"At least 160 million Americans will be helped by this bill," he said. "Thirteen million Americans who are unemployed will be helped by this bill."

The most vocal opposition to the bill came from a Democrat, Sen. Tom HarkinThomas (Tom) Richard HarkinDem Senator open to bid from the left in 2020 Senate GOP rejects Trump’s call to go big on gun legislation Trump should require federal contractors to follow the law MORE (Iowa), on Thursday night. Harkin, a fierce advocate for the integrity of the Social Security program, railed on Obama and the Democratic leadership for agreeing to allow the cuts, which save average taxpayers about $40 per month, to be funded by depriving the Social Security Fund of about $90 billion over the next year. 
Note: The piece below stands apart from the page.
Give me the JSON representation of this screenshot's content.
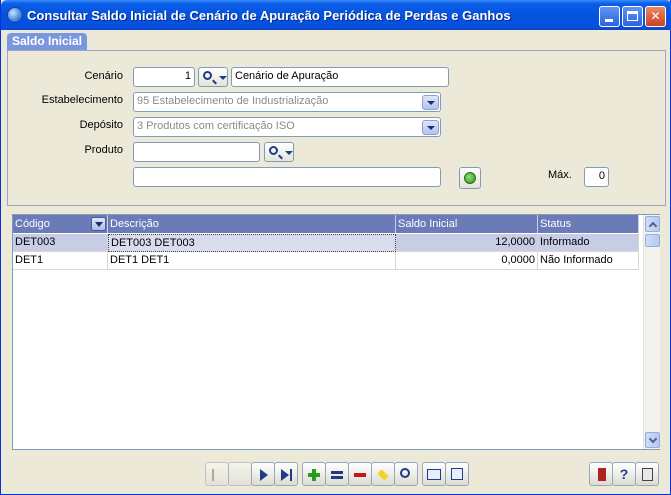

“I never thought I would have to see the day when a Democratic president of the United States and a Democratic vice president would agree to put Social Security in this kind of jeopardy," exclaimed a visibly agitated Harkin from the Senate floor. "Never did I ever imagine a Democratic president would be the beginning of the unraveling of Social Security.”

Senate Majority Leader Harry ReidHarry Mason ReidDonald Trump is delivering on his promises and voters are noticing Danny Tarkanian wins Nevada GOP congressional primary McConnell cements his standing in GOP history MORE (D-Nev.) meanwhile hailed the report from the Senate floor on Friday morning as a bipartisan accomplishment and an example of how lawmakers ought to cooperate going forward. 

"An agreement to solve these issues was possible because Republicans learned the meaning of the word compromise," Reid said Friday morning. "Both sides gave a little to get something done."

Previous to that vote the Senate also defeated a a motion to invoke cloture on an amendment to the pending highway bill that would have perfected the bill by inserting Banking, Finance, and Commerce Committee language titles to the bill by a vote of of 54-42 and confirmed Jesse M. Furman, of New York, to be United States District Judge for the Southern District of New York by a vote of 62-34.